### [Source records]
Segment Open

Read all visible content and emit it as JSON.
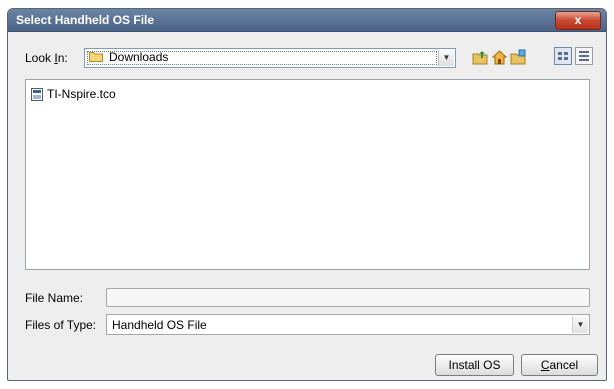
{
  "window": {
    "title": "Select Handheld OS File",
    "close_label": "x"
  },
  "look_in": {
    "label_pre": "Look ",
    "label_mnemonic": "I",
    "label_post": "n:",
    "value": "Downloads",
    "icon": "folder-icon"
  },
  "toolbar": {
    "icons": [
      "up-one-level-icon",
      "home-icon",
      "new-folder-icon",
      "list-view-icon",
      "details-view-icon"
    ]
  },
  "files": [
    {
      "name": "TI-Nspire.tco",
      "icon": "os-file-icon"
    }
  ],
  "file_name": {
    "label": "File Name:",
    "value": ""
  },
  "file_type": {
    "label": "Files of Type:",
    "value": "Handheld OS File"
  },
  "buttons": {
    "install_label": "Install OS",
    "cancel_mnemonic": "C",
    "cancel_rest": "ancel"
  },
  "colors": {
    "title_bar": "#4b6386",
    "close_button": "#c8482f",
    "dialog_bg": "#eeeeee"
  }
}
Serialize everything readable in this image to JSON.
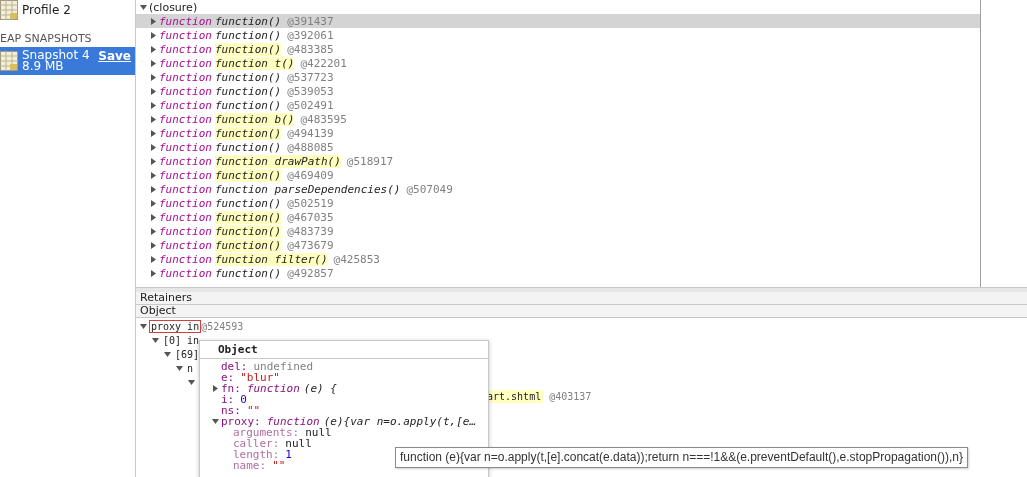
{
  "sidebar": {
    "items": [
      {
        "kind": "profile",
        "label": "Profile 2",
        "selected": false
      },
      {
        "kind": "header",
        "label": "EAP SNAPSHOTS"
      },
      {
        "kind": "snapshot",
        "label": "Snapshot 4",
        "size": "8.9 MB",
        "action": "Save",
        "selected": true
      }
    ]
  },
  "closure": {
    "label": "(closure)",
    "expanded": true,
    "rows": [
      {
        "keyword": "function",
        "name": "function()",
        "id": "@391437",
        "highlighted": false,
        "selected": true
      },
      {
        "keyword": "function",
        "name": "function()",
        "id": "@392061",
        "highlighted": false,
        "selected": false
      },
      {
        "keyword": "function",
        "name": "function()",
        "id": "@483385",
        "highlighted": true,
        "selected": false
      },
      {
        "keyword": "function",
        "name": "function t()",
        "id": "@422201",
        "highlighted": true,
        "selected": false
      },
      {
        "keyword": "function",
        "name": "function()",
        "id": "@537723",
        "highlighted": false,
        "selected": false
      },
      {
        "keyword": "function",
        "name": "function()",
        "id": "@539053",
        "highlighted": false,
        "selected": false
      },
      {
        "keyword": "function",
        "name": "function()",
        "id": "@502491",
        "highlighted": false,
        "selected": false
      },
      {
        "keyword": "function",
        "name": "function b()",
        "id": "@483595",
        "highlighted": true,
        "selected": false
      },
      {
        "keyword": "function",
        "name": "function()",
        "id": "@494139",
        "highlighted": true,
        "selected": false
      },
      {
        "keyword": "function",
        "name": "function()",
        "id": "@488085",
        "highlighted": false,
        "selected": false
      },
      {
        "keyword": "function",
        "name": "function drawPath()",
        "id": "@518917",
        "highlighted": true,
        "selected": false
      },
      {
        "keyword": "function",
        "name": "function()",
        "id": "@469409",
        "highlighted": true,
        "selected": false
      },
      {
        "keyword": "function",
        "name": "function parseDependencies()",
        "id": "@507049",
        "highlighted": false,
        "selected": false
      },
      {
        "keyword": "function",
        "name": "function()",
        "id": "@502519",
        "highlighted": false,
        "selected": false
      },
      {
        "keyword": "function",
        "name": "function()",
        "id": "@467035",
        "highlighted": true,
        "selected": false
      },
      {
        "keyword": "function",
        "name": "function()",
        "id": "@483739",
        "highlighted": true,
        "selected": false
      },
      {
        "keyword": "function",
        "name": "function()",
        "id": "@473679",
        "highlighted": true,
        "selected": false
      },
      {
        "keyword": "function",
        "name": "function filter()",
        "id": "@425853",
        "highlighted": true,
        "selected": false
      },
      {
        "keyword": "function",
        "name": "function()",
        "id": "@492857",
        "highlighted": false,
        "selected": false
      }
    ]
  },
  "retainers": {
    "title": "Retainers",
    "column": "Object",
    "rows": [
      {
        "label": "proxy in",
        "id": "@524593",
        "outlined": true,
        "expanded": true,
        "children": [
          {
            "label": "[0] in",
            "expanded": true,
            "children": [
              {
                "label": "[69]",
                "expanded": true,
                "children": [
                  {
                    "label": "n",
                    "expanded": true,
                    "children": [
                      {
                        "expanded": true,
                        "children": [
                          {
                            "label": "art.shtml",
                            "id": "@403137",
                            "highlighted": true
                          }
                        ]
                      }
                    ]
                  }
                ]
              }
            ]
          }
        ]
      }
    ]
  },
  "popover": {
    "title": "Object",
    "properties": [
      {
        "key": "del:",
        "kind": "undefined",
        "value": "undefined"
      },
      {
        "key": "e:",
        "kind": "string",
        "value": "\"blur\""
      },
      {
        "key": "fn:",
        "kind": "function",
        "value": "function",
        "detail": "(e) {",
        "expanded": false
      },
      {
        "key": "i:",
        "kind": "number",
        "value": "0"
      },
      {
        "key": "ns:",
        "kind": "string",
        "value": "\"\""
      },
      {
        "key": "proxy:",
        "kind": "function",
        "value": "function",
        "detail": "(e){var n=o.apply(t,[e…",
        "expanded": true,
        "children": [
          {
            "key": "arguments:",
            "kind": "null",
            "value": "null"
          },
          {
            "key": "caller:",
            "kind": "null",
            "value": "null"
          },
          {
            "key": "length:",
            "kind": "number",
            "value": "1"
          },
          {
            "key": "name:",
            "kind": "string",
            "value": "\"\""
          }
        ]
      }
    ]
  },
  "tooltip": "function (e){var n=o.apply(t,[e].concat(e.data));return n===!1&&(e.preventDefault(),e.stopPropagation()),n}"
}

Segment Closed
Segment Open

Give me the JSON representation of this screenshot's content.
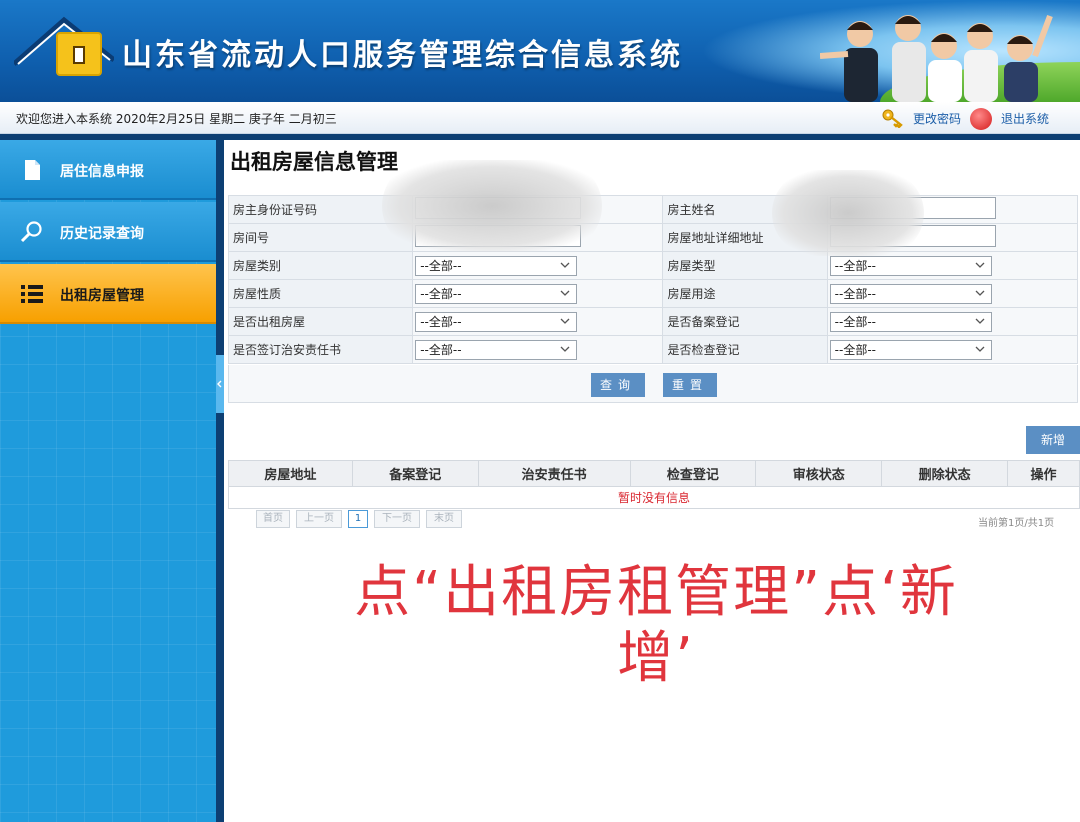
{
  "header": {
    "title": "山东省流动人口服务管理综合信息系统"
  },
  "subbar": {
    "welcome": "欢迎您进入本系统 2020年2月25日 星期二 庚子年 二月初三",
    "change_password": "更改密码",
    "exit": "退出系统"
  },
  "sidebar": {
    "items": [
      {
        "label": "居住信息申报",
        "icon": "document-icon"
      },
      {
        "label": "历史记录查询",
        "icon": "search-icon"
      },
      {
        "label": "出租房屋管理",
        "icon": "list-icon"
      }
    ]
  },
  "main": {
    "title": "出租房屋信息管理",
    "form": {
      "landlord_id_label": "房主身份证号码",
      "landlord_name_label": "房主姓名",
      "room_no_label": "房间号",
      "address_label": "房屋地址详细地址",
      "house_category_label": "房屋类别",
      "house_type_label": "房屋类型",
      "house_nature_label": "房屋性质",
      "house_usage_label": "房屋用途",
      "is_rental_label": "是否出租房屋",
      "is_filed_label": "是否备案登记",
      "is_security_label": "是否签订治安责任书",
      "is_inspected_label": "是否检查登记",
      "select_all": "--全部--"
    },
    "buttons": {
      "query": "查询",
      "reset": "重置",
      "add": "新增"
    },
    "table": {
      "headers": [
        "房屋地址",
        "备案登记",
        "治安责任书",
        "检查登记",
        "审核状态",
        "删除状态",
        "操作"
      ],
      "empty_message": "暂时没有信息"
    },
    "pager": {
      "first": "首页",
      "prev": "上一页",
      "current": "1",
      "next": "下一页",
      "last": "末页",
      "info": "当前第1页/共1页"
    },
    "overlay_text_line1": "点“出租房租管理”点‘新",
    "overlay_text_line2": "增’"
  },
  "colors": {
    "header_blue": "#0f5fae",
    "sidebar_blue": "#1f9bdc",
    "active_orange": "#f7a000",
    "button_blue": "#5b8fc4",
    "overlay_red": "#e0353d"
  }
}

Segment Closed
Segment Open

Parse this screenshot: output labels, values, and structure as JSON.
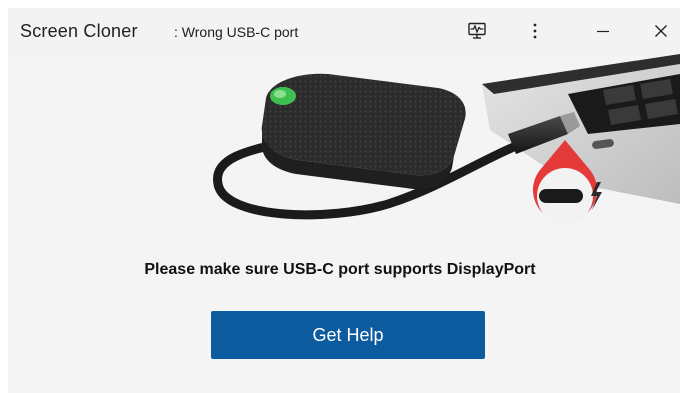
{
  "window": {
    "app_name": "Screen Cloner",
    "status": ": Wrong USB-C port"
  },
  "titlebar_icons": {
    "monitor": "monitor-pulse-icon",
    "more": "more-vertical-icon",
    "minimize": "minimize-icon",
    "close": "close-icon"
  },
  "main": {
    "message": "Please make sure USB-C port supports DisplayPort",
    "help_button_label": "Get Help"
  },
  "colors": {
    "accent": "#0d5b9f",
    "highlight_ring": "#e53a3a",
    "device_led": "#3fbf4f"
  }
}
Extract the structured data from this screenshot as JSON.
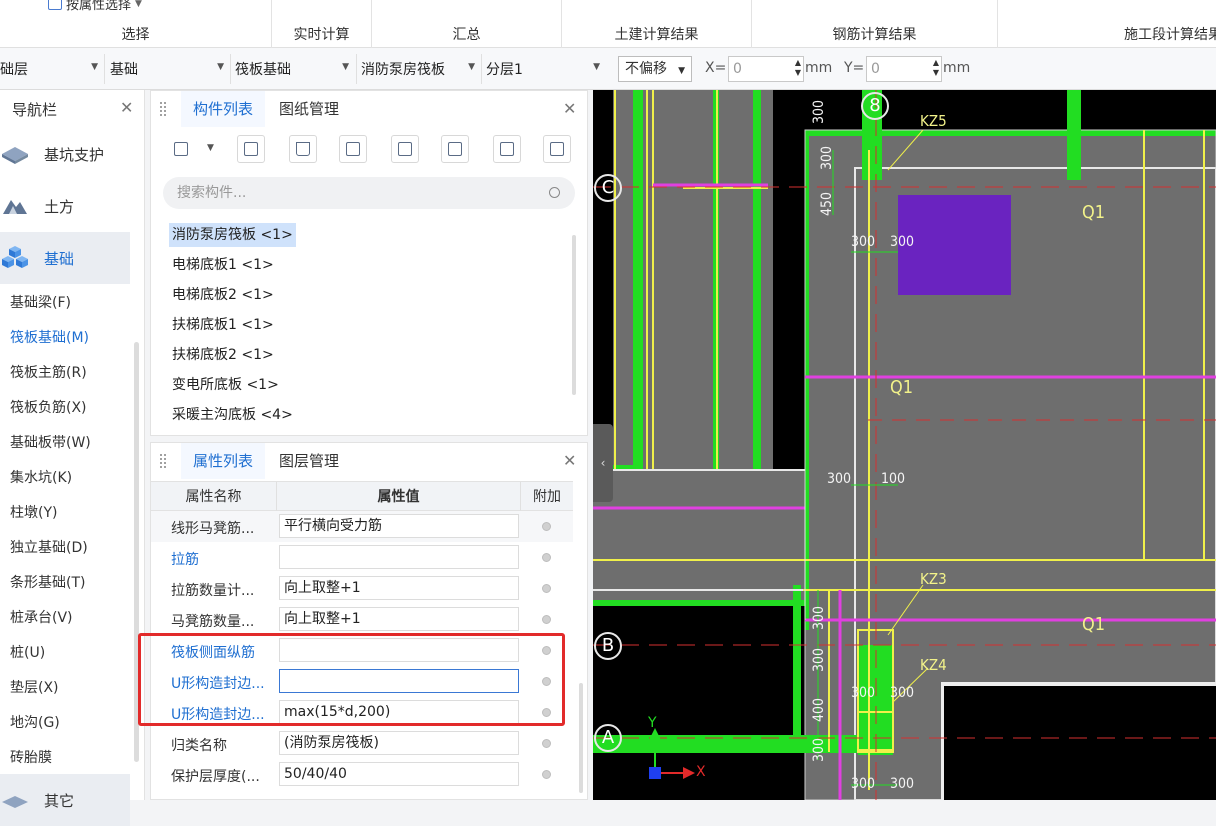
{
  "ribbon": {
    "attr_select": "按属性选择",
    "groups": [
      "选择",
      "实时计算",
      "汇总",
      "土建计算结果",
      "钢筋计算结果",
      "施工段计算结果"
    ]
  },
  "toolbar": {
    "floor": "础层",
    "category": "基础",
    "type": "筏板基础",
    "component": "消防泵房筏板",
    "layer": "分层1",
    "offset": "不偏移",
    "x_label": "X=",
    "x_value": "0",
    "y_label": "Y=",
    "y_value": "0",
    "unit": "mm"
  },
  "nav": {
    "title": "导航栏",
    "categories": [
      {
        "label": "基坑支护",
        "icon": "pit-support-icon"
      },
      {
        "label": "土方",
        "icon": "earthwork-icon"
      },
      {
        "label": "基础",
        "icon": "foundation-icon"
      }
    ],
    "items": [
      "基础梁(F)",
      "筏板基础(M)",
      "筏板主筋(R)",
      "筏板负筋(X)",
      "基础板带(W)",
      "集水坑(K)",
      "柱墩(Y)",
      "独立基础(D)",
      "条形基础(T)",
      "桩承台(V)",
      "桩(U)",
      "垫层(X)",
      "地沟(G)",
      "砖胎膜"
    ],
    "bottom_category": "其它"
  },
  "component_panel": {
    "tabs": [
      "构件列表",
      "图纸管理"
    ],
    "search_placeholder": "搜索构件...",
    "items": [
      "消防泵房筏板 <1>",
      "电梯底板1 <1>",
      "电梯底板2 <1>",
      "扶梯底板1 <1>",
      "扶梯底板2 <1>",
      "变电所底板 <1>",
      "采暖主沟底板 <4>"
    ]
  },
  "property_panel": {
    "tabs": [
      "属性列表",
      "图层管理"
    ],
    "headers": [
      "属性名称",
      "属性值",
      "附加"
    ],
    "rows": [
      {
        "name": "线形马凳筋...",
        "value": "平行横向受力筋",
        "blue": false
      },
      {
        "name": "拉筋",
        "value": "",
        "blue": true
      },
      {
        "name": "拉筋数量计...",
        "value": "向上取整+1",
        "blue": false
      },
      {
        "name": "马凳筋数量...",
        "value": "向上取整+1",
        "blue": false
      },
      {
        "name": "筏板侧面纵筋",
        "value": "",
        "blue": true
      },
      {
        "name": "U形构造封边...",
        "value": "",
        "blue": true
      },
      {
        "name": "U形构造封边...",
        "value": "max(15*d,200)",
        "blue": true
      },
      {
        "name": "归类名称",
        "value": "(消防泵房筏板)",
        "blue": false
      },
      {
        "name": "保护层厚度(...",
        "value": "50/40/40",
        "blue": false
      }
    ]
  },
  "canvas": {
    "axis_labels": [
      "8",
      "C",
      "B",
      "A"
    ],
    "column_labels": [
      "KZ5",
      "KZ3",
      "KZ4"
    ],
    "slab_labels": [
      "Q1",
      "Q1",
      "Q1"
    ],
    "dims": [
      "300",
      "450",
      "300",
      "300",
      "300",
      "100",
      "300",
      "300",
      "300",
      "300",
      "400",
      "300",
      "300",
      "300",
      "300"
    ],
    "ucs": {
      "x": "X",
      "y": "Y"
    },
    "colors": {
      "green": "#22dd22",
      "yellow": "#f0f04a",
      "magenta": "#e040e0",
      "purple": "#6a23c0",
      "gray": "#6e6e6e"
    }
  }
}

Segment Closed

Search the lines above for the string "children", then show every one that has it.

### [Solution to this problem]
        "children": [
            "children": [
                "children": [
                    "children": [
                        "children": [
        "children": [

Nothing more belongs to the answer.